Write down each entry again, exactly as it reads.

[RECORDS SUPPLIED — start]

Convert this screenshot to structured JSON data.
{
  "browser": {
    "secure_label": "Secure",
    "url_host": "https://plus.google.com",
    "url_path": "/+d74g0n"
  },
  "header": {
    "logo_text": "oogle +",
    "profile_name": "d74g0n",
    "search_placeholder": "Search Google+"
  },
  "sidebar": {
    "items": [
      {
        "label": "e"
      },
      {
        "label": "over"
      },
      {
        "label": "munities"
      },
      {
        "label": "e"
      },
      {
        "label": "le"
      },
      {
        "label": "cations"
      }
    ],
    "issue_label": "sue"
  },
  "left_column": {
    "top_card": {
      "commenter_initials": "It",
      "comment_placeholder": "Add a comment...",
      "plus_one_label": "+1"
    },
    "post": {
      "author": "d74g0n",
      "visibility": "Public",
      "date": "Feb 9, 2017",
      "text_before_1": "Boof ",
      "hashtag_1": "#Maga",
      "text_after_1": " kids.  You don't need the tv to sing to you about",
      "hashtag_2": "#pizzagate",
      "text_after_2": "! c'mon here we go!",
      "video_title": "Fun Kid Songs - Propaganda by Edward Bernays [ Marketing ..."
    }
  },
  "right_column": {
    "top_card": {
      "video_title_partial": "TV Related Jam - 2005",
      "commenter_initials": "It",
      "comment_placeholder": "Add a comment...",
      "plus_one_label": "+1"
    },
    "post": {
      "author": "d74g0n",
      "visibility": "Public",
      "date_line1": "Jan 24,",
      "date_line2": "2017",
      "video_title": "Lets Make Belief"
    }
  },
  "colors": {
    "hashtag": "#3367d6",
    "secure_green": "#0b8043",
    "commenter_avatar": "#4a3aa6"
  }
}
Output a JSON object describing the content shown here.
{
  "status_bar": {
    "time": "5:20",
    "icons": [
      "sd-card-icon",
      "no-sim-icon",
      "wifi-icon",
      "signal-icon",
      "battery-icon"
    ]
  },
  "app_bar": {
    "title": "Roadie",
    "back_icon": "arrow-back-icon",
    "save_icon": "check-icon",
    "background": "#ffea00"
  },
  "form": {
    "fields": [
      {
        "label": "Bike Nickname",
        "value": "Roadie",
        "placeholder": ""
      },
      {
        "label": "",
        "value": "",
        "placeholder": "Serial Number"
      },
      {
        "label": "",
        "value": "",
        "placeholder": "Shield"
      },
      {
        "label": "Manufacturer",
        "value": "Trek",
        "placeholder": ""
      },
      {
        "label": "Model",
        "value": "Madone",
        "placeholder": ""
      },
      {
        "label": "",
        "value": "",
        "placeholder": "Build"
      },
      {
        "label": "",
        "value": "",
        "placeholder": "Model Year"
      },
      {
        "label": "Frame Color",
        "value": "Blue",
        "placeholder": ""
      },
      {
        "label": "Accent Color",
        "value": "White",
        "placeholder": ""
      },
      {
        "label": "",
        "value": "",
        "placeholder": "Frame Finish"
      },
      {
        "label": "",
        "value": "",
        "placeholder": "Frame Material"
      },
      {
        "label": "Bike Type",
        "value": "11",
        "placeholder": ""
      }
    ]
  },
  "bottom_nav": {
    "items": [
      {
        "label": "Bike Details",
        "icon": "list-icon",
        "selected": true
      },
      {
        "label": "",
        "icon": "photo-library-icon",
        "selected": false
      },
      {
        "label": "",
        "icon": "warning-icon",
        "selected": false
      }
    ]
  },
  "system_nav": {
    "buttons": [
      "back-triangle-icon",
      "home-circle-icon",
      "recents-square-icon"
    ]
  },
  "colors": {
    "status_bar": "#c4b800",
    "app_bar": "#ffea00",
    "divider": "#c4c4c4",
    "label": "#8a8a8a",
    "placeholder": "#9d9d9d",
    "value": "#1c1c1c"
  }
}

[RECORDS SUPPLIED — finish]

• RESPONSE TO THE TASK
Convert this screenshot to structured JSON data.
{
  "browser": {
    "secure_label": "Secure",
    "url_host": "https://plus.google.com",
    "url_path": "/+d74g0n"
  },
  "header": {
    "logo_text": "oogle +",
    "profile_name": "d74g0n",
    "search_placeholder": "Search Google+"
  },
  "sidebar": {
    "items": [
      {
        "label": "e"
      },
      {
        "label": "over"
      },
      {
        "label": "munities"
      },
      {
        "label": "e"
      },
      {
        "label": "le"
      },
      {
        "label": "cations"
      }
    ],
    "issue_label": "sue"
  },
  "left_column": {
    "top_card": {
      "commenter_initials": "It",
      "comment_placeholder": "Add a comment...",
      "plus_one_label": "+1"
    },
    "post": {
      "author": "d74g0n",
      "visibility": "Public",
      "date": "Feb 9, 2017",
      "text_before_1": "Boof ",
      "hashtag_1": "#Maga",
      "text_after_1": " kids.  You don't need the tv to sing to you about",
      "hashtag_2": "#pizzagate",
      "text_after_2": "! c'mon here we go!",
      "video_title": "Fun Kid Songs - Propaganda by Edward Bernays [ Marketing ..."
    }
  },
  "right_column": {
    "top_card": {
      "video_title_partial": "TV Related Jam - 2005",
      "commenter_initials": "It",
      "comment_placeholder": "Add a comment...",
      "plus_one_label": "+1"
    },
    "post": {
      "author": "d74g0n",
      "visibility": "Public",
      "date_line1": "Jan 24,",
      "date_line2": "2017",
      "video_title": "Lets Make Belief"
    }
  },
  "colors": {
    "hashtag": "#3367d6",
    "secure_green": "#0b8043",
    "commenter_avatar": "#4a3aa6"
  }
}
Output a JSON object describing the content shown here.
{
  "status_bar": {
    "time": "5:20",
    "icons": [
      "sd-card-icon",
      "no-sim-icon",
      "wifi-icon",
      "signal-icon",
      "battery-icon"
    ]
  },
  "app_bar": {
    "title": "Roadie",
    "back_icon": "arrow-back-icon",
    "save_icon": "check-icon",
    "background": "#ffea00"
  },
  "form": {
    "fields": [
      {
        "label": "Bike Nickname",
        "value": "Roadie",
        "placeholder": ""
      },
      {
        "label": "",
        "value": "",
        "placeholder": "Serial Number"
      },
      {
        "label": "",
        "value": "",
        "placeholder": "Shield"
      },
      {
        "label": "Manufacturer",
        "value": "Trek",
        "placeholder": ""
      },
      {
        "label": "Model",
        "value": "Madone",
        "placeholder": ""
      },
      {
        "label": "",
        "value": "",
        "placeholder": "Build"
      },
      {
        "label": "",
        "value": "",
        "placeholder": "Model Year"
      },
      {
        "label": "Frame Color",
        "value": "Blue",
        "placeholder": ""
      },
      {
        "label": "Accent Color",
        "value": "White",
        "placeholder": ""
      },
      {
        "label": "",
        "value": "",
        "placeholder": "Frame Finish"
      },
      {
        "label": "",
        "value": "",
        "placeholder": "Frame Material"
      },
      {
        "label": "Bike Type",
        "value": "11",
        "placeholder": ""
      }
    ]
  },
  "bottom_nav": {
    "items": [
      {
        "label": "Bike Details",
        "icon": "list-icon",
        "selected": true
      },
      {
        "label": "",
        "icon": "photo-library-icon",
        "selected": false
      },
      {
        "label": "",
        "icon": "warning-icon",
        "selected": false
      }
    ]
  },
  "system_nav": {
    "buttons": [
      "back-triangle-icon",
      "home-circle-icon",
      "recents-square-icon"
    ]
  },
  "colors": {
    "status_bar": "#c4b800",
    "app_bar": "#ffea00",
    "divider": "#c4c4c4",
    "label": "#8a8a8a",
    "placeholder": "#9d9d9d",
    "value": "#1c1c1c"
  }
}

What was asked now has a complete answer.